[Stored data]
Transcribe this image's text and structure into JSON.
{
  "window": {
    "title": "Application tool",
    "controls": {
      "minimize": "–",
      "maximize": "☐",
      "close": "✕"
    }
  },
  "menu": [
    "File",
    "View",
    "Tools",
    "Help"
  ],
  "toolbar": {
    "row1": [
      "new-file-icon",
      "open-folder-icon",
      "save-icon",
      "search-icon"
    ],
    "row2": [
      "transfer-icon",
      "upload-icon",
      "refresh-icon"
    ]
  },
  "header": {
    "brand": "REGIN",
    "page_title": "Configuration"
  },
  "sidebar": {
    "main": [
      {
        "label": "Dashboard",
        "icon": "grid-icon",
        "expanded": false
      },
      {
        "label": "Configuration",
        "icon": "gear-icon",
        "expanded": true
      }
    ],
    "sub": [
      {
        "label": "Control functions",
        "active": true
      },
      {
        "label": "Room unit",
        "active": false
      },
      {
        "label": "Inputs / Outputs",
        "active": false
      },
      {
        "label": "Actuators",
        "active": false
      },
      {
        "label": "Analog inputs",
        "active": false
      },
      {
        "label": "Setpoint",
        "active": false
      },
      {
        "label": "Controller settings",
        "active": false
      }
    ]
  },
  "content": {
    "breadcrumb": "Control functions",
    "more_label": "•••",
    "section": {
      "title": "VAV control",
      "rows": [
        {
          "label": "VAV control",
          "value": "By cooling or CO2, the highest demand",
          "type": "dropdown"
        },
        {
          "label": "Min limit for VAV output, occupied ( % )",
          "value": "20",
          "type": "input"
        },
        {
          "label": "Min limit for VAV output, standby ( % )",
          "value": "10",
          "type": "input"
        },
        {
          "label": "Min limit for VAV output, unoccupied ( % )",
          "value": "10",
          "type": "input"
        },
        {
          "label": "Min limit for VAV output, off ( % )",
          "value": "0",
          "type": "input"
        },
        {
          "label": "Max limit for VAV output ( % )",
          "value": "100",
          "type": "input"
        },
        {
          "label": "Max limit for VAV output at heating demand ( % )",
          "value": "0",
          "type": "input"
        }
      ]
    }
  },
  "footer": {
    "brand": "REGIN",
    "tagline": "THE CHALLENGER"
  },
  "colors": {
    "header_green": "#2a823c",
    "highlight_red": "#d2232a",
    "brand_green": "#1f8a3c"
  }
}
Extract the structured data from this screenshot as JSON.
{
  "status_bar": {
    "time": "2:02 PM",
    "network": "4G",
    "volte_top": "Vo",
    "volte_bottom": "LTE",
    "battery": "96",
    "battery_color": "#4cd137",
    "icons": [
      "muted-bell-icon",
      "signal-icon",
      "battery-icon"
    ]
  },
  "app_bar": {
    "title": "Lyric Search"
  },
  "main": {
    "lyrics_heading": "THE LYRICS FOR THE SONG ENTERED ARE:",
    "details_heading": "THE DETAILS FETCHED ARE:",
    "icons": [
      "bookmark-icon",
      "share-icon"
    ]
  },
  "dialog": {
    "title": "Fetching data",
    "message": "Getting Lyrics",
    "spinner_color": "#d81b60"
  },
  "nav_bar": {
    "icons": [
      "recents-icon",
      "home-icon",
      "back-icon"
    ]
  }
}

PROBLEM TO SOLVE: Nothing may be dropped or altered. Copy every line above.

ANSWER:
Transcribe this image's text and structure into JSON.
{
  "window": {
    "title": "Application tool",
    "controls": {
      "minimize": "–",
      "maximize": "☐",
      "close": "✕"
    }
  },
  "menu": [
    "File",
    "View",
    "Tools",
    "Help"
  ],
  "toolbar": {
    "row1": [
      "new-file-icon",
      "open-folder-icon",
      "save-icon",
      "search-icon"
    ],
    "row2": [
      "transfer-icon",
      "upload-icon",
      "refresh-icon"
    ]
  },
  "header": {
    "brand": "REGIN",
    "page_title": "Configuration"
  },
  "sidebar": {
    "main": [
      {
        "label": "Dashboard",
        "icon": "grid-icon",
        "expanded": false
      },
      {
        "label": "Configuration",
        "icon": "gear-icon",
        "expanded": true
      }
    ],
    "sub": [
      {
        "label": "Control functions",
        "active": true
      },
      {
        "label": "Room unit",
        "active": false
      },
      {
        "label": "Inputs / Outputs",
        "active": false
      },
      {
        "label": "Actuators",
        "active": false
      },
      {
        "label": "Analog inputs",
        "active": false
      },
      {
        "label": "Setpoint",
        "active": false
      },
      {
        "label": "Controller settings",
        "active": false
      }
    ]
  },
  "content": {
    "breadcrumb": "Control functions",
    "more_label": "•••",
    "section": {
      "title": "VAV control",
      "rows": [
        {
          "label": "VAV control",
          "value": "By cooling or CO2, the highest demand",
          "type": "dropdown"
        },
        {
          "label": "Min limit for VAV output, occupied ( % )",
          "value": "20",
          "type": "input"
        },
        {
          "label": "Min limit for VAV output, standby ( % )",
          "value": "10",
          "type": "input"
        },
        {
          "label": "Min limit for VAV output, unoccupied ( % )",
          "value": "10",
          "type": "input"
        },
        {
          "label": "Min limit for VAV output, off ( % )",
          "value": "0",
          "type": "input"
        },
        {
          "label": "Max limit for VAV output ( % )",
          "value": "100",
          "type": "input"
        },
        {
          "label": "Max limit for VAV output at heating demand ( % )",
          "value": "0",
          "type": "input"
        }
      ]
    }
  },
  "footer": {
    "brand": "REGIN",
    "tagline": "THE CHALLENGER"
  },
  "colors": {
    "header_green": "#2a823c",
    "highlight_red": "#d2232a",
    "brand_green": "#1f8a3c"
  }
}
Extract the structured data from this screenshot as JSON.
{
  "status_bar": {
    "time": "2:02 PM",
    "network": "4G",
    "volte_top": "Vo",
    "volte_bottom": "LTE",
    "battery": "96",
    "battery_color": "#4cd137",
    "icons": [
      "muted-bell-icon",
      "signal-icon",
      "battery-icon"
    ]
  },
  "app_bar": {
    "title": "Lyric Search"
  },
  "main": {
    "lyrics_heading": "THE LYRICS FOR THE SONG ENTERED ARE:",
    "details_heading": "THE DETAILS FETCHED ARE:",
    "icons": [
      "bookmark-icon",
      "share-icon"
    ]
  },
  "dialog": {
    "title": "Fetching data",
    "message": "Getting Lyrics",
    "spinner_color": "#d81b60"
  },
  "nav_bar": {
    "icons": [
      "recents-icon",
      "home-icon",
      "back-icon"
    ]
  }
}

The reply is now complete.